### Description of the task
Pull each line holding the word "this" from the data.
*** Opening of The input ***
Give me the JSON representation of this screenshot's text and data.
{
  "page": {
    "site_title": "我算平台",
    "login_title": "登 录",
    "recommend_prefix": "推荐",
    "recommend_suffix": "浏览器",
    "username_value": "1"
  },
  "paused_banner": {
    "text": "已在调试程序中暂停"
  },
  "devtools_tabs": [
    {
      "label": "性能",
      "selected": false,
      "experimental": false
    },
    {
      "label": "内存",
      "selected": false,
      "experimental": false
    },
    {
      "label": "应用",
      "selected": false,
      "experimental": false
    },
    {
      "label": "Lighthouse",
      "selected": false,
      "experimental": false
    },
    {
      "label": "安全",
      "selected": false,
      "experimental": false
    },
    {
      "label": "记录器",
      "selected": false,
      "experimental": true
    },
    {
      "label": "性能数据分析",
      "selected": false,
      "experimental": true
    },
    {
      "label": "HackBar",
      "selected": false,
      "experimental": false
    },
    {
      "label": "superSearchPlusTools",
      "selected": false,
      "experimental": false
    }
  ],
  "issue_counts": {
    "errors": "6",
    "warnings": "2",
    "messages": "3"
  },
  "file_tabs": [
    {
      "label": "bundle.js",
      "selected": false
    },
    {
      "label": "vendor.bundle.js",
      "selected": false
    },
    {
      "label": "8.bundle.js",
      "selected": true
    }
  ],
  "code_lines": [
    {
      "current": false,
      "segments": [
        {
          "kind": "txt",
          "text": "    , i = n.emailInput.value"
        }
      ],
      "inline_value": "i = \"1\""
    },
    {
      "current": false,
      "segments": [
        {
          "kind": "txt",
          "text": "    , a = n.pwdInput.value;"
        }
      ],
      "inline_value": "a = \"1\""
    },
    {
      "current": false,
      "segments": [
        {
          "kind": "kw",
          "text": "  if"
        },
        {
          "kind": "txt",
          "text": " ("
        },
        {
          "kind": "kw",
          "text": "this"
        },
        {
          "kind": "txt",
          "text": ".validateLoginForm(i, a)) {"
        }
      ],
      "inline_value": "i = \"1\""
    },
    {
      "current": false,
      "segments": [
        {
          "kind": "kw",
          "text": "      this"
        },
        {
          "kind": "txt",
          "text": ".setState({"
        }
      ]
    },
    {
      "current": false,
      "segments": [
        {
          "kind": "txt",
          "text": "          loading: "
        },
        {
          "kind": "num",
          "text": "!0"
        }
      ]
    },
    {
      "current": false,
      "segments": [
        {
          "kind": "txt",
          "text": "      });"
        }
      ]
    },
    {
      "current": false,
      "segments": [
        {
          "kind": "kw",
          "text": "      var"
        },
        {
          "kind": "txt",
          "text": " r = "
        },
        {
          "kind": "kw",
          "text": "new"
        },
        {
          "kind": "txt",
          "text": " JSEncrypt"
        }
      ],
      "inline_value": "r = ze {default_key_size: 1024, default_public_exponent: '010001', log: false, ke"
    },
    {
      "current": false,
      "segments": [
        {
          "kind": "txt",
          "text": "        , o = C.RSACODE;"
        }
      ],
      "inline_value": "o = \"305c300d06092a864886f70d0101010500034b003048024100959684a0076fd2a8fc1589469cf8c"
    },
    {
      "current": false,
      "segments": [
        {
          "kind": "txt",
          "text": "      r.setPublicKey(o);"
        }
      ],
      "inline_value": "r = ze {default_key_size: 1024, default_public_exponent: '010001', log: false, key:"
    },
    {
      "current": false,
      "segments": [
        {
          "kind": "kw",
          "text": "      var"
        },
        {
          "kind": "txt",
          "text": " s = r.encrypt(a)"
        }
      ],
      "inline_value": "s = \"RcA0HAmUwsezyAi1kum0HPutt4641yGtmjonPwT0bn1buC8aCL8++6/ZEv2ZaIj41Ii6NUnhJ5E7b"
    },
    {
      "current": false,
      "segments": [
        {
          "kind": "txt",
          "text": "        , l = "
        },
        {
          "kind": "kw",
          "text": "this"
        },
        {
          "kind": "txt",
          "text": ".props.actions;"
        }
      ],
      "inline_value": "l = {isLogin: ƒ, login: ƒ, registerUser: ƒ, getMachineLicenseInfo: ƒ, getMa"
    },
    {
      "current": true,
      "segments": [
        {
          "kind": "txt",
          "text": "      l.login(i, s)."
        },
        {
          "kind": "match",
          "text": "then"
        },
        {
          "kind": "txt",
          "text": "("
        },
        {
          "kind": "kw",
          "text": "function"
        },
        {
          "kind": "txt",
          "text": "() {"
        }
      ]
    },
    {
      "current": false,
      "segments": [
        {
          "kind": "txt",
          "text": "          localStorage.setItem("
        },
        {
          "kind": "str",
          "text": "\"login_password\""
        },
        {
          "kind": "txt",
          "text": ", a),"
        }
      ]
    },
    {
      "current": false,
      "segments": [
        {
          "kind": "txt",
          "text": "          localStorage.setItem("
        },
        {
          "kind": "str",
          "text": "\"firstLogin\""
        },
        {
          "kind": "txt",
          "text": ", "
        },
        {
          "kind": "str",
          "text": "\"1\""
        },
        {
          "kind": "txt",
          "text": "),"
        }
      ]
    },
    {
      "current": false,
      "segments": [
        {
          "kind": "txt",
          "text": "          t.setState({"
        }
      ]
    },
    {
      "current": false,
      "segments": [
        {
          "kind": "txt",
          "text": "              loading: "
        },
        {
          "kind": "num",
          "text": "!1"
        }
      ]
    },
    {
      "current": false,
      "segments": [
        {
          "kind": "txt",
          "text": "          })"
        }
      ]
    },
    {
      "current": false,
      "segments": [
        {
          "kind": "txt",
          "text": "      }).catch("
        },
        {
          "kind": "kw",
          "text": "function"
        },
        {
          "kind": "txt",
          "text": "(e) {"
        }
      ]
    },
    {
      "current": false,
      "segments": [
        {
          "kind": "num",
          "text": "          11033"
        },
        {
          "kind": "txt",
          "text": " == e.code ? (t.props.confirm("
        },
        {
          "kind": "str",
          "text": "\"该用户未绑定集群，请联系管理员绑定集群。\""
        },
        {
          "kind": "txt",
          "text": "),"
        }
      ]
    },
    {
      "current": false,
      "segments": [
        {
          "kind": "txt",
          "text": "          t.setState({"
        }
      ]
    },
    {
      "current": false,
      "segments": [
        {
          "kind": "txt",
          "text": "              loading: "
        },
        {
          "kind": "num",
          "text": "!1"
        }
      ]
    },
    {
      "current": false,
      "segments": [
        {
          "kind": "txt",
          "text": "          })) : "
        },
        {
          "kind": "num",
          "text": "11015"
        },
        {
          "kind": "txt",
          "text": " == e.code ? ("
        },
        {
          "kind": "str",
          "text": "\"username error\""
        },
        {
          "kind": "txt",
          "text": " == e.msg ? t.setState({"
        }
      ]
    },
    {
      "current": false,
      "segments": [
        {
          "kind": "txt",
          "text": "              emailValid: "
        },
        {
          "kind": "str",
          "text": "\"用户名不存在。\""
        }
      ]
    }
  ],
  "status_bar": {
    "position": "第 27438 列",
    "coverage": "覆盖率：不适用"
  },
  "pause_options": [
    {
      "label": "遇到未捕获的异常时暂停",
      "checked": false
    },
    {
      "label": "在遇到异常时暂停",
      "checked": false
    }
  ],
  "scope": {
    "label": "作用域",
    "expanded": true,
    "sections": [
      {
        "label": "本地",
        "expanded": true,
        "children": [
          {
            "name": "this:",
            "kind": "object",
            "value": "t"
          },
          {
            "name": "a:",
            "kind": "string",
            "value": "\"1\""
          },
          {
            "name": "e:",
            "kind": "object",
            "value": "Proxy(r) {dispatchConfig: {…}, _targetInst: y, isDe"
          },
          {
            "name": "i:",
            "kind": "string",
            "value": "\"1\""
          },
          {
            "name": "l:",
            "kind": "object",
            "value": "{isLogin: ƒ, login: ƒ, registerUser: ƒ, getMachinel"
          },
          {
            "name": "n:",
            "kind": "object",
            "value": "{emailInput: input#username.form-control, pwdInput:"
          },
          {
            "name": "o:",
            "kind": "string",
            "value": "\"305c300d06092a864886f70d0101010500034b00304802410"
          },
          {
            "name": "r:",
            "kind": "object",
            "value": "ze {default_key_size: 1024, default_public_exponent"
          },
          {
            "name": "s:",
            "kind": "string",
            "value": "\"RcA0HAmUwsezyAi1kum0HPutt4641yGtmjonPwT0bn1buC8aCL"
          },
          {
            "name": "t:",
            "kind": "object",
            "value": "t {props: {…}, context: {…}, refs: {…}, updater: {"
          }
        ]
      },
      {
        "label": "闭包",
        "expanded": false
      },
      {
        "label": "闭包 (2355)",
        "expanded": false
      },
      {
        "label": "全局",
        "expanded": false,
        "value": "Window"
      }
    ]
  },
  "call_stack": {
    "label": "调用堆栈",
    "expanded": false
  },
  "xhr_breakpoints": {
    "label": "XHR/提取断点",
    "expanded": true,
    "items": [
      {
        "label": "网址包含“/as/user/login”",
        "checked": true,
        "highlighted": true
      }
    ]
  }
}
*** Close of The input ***
### Answer box
Give me the JSON representation of this screenshot's text and data.
          "text": "this"
          "text": "      this"
          "text": "this"
            "name": "this:",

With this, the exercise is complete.